By: Alieu Jallow
The Minister of Finance and Economic Affairs, Hon. Seedy Keita, announced during his budget presentation to Parliament that the current travel moratorium issued by the Office of His Excellency, President Adama Barrow, will continue for the 2024 Fiscal Year. Hon. Keita noted that official travels will be restricted to statutory travels only, and the size of delegations will also be trimmed.
In August of this year, President Adama Barrow suspended all official travels, including his own, aimed at reducing public spending. The move came in response to the failing revenues, taxes, and high subsidies of fuels by the state.
Ranked at 174th out of 194 on the UN’s Human Development Index, which leaves more than 5th of the population living on less than two dollars per day according to the World Bank, the travels among state officials attracted public outcry, prompting the President to sign an executive order banning all official travels.
As a tax-based country, the emphasis on taxes for 2024 looks rigorous as the government looks forward to implementing strict measures.
“A person who fails to file an Annual Tax Return for Corporate Income Tax shall be liable for a penalty of 1% of the revenue reported in the return, with a minimum of D10,000 and a maximum of D250,000. Any return filed after the cut-off date (March 31st of the following year), the maximum rate of D250,000 is applicable.

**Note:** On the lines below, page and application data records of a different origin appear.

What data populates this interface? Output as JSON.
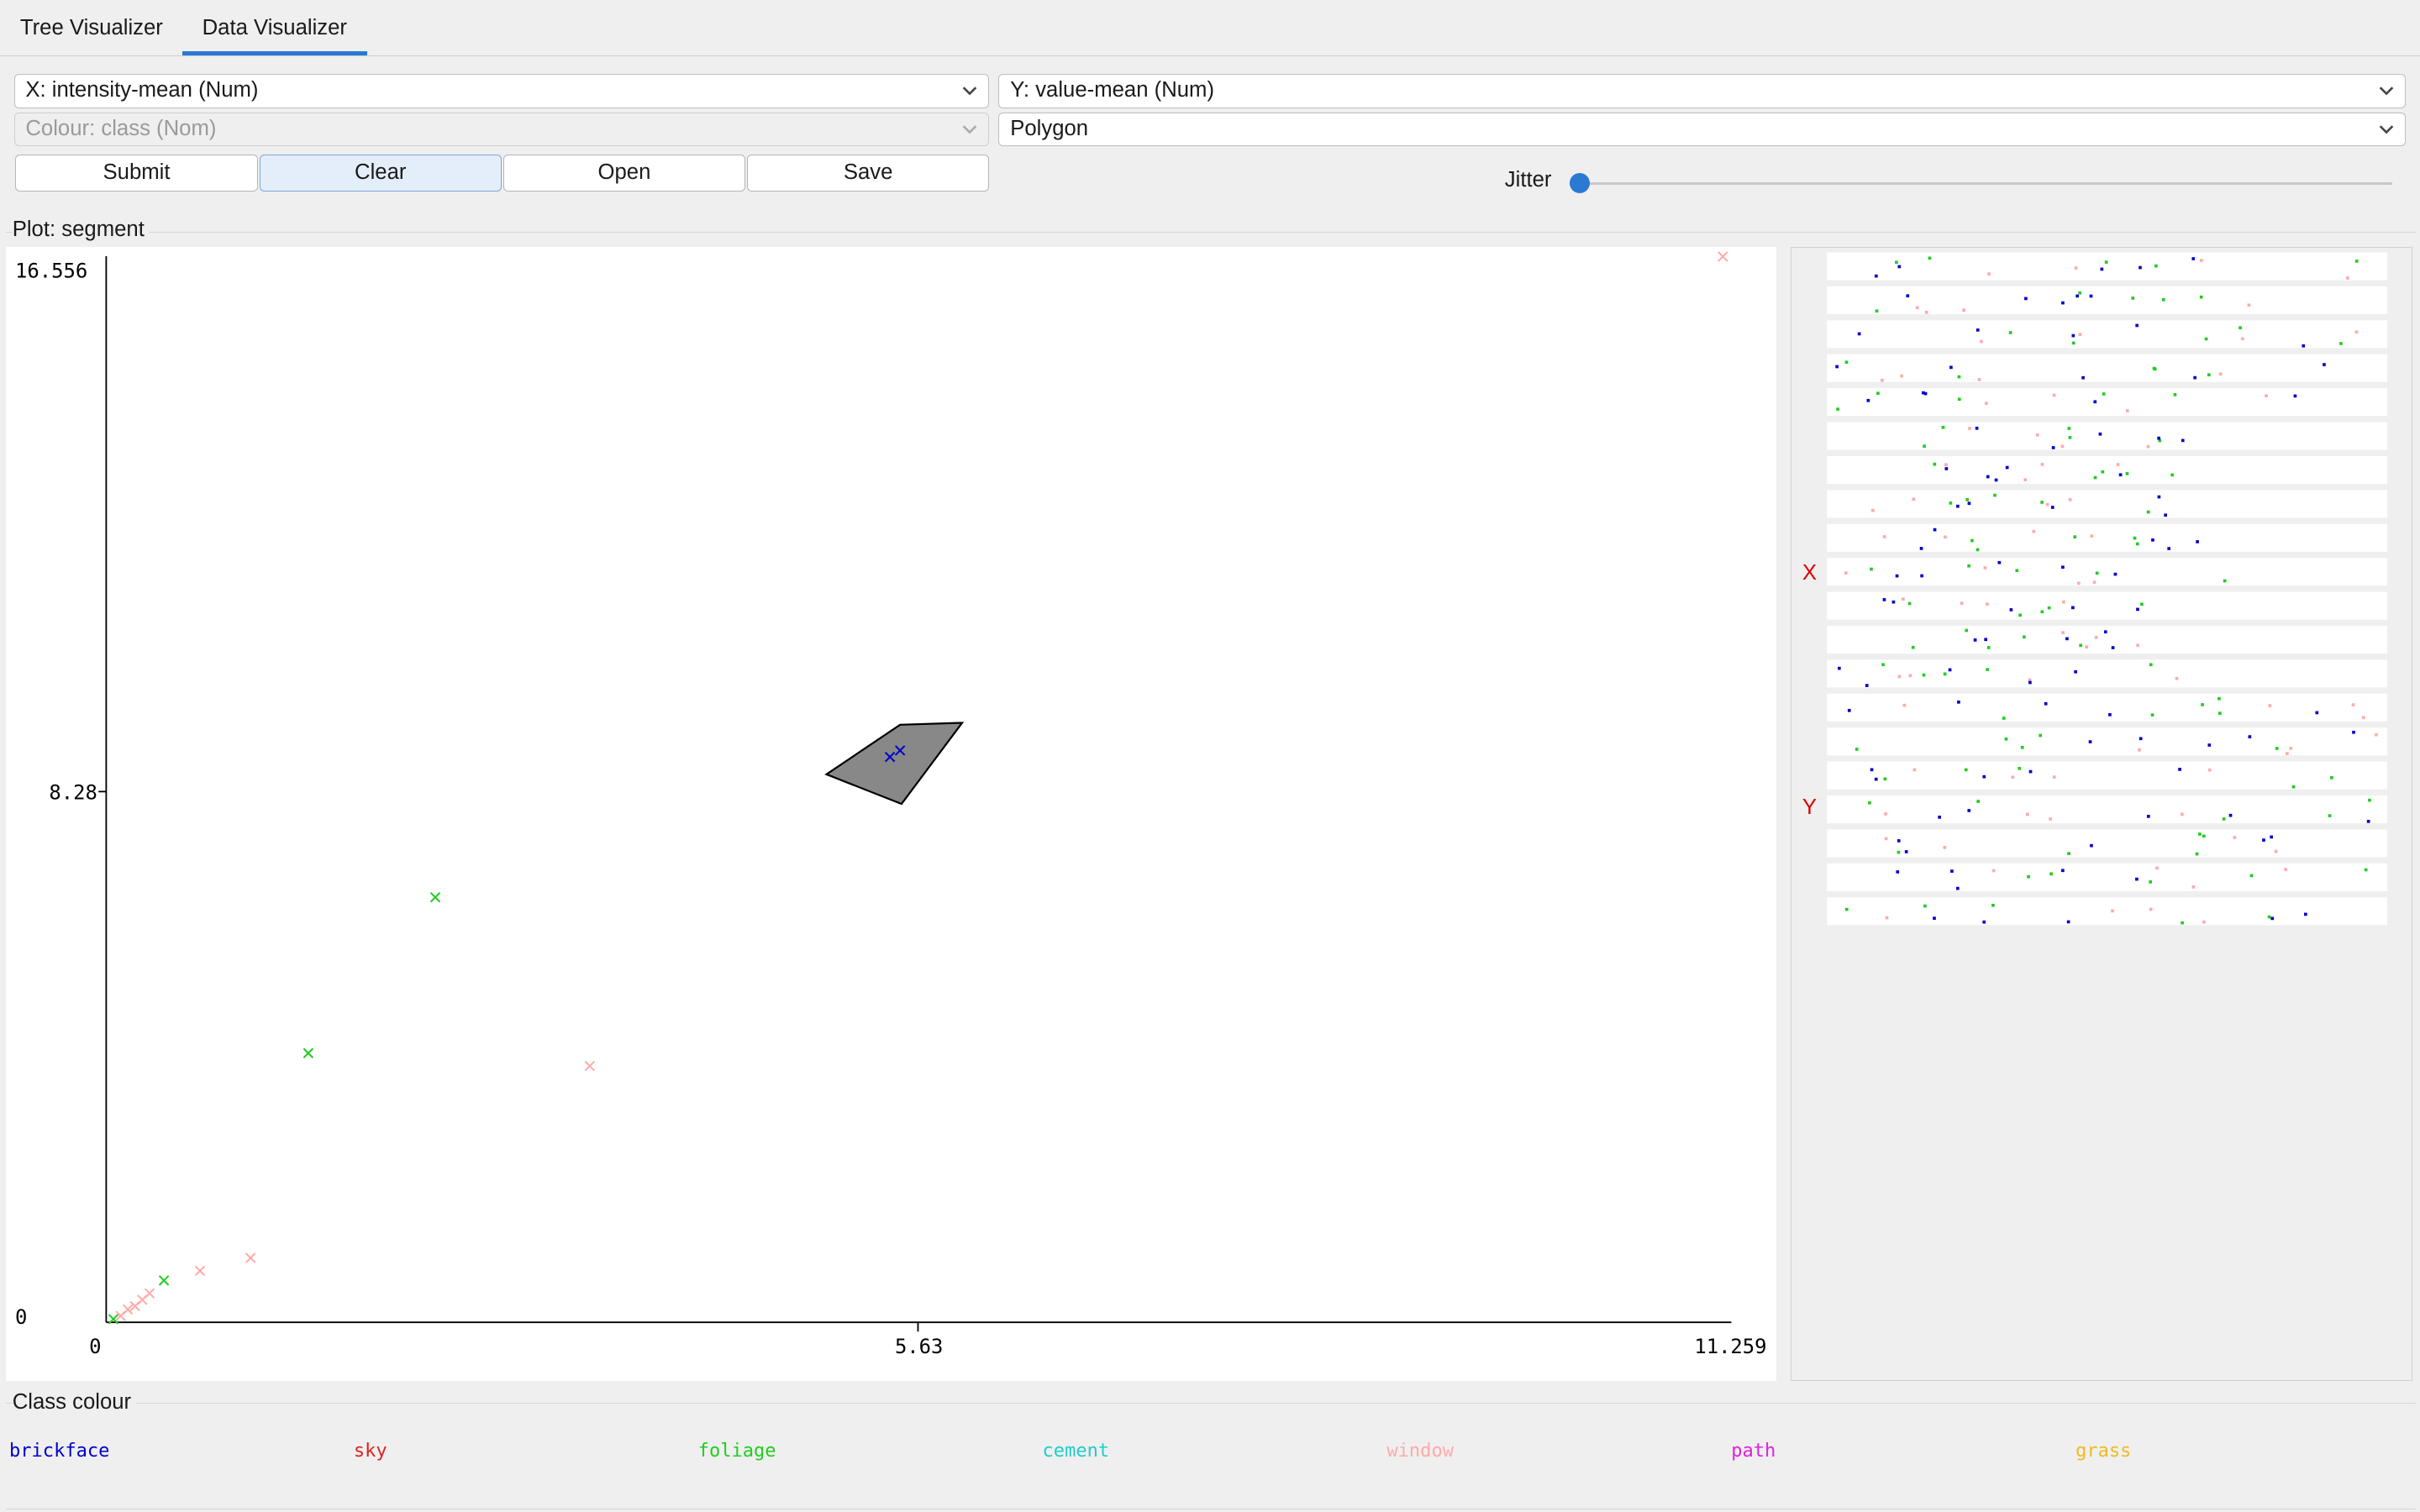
{
  "tabs": [
    {
      "label": "Tree Visualizer"
    },
    {
      "label": "Data Visualizer"
    }
  ],
  "controls": {
    "x_axis": "X: intensity-mean (Num)",
    "y_axis": "Y: value-mean (Num)",
    "colour": "Colour: class (Nom)",
    "shape": "Polygon",
    "buttons": {
      "submit": "Submit",
      "clear": "Clear",
      "open": "Open",
      "save": "Save"
    },
    "jitter_label": "Jitter",
    "jitter_value": 0
  },
  "plot": {
    "label": "Plot: segment",
    "y_ticks": [
      "16.556",
      "8.28",
      "0"
    ],
    "x_ticks": [
      "0",
      "5.63",
      "11.259"
    ]
  },
  "matrix": {
    "x_marker": "X",
    "y_marker": "Y"
  },
  "legend": {
    "label": "Class colour",
    "items": [
      {
        "name": "brickface",
        "color": "#0000cc"
      },
      {
        "name": "sky",
        "color": "#dd2222"
      },
      {
        "name": "foliage",
        "color": "#22cc22"
      },
      {
        "name": "cement",
        "color": "#22cccc"
      },
      {
        "name": "window",
        "color": "#ffaaaa"
      },
      {
        "name": "path",
        "color": "#dd22dd"
      },
      {
        "name": "grass",
        "color": "#eebb22"
      }
    ]
  },
  "chart_data": {
    "type": "scatter",
    "xlabel": "intensity-mean",
    "ylabel": "value-mean",
    "xlim": [
      0,
      11.259
    ],
    "ylim": [
      0,
      16.556
    ],
    "points": [
      {
        "x": 0.05,
        "y": 0.05,
        "class": "foliage"
      },
      {
        "x": 0.1,
        "y": 0.1,
        "class": "window"
      },
      {
        "x": 0.15,
        "y": 0.2,
        "class": "window"
      },
      {
        "x": 0.2,
        "y": 0.25,
        "class": "window"
      },
      {
        "x": 0.25,
        "y": 0.35,
        "class": "window"
      },
      {
        "x": 0.3,
        "y": 0.45,
        "class": "window"
      },
      {
        "x": 0.4,
        "y": 0.65,
        "class": "foliage"
      },
      {
        "x": 0.65,
        "y": 0.8,
        "class": "window"
      },
      {
        "x": 1.0,
        "y": 1.0,
        "class": "window"
      },
      {
        "x": 1.4,
        "y": 4.18,
        "class": "foliage"
      },
      {
        "x": 2.28,
        "y": 6.6,
        "class": "foliage"
      },
      {
        "x": 3.35,
        "y": 3.98,
        "class": "window"
      },
      {
        "x": 5.43,
        "y": 8.78,
        "class": "brickface"
      },
      {
        "x": 5.5,
        "y": 8.88,
        "class": "brickface"
      },
      {
        "x": 11.2,
        "y": 16.55,
        "class": "window"
      }
    ],
    "polygon": [
      [
        4.99,
        8.51
      ],
      [
        5.5,
        9.28
      ],
      [
        5.93,
        9.31
      ],
      [
        5.51,
        8.05
      ]
    ]
  }
}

Penalties will be applicable immediately after the filing due date, and late payments shall attract penalty and interest charges in accordance with the IVAT Act 2012,” Hon. Keita emphasized.
Hon. Keita said on the fiscal front, domestic revenue collection is projected to increase from 16.9 billion (12.9 percent of GDP) in 2023 to 22.8 billion (13.02% of GDP) in 2024. He noted that the positive growth trend is expected to remain constant over the medium term at an average annual growth rate of 20 percent in nominal terms between 2023 and 2027.
“This improvement reflects robust revenue mobilization efforts and the implementation of the GRA reform agenda geared towards improving compliance and expanding the tax base. With the Revenue and Tax Policy Directorate handling all tax-related matters, several reforms are being initiated to increase government tax revenue, including reviewing contracts of organizations that are not paying tax and reforms related to duty waiver and special investment certificate (SIC),” HON. Stated.
The country’s grant is also anticipated to decline from the expected D16.3 billion in 2023 to D12.2 billion in 2024, while budget support grants are expected to hit D3.2 billion in 2024 from D2.8 billion in 2023.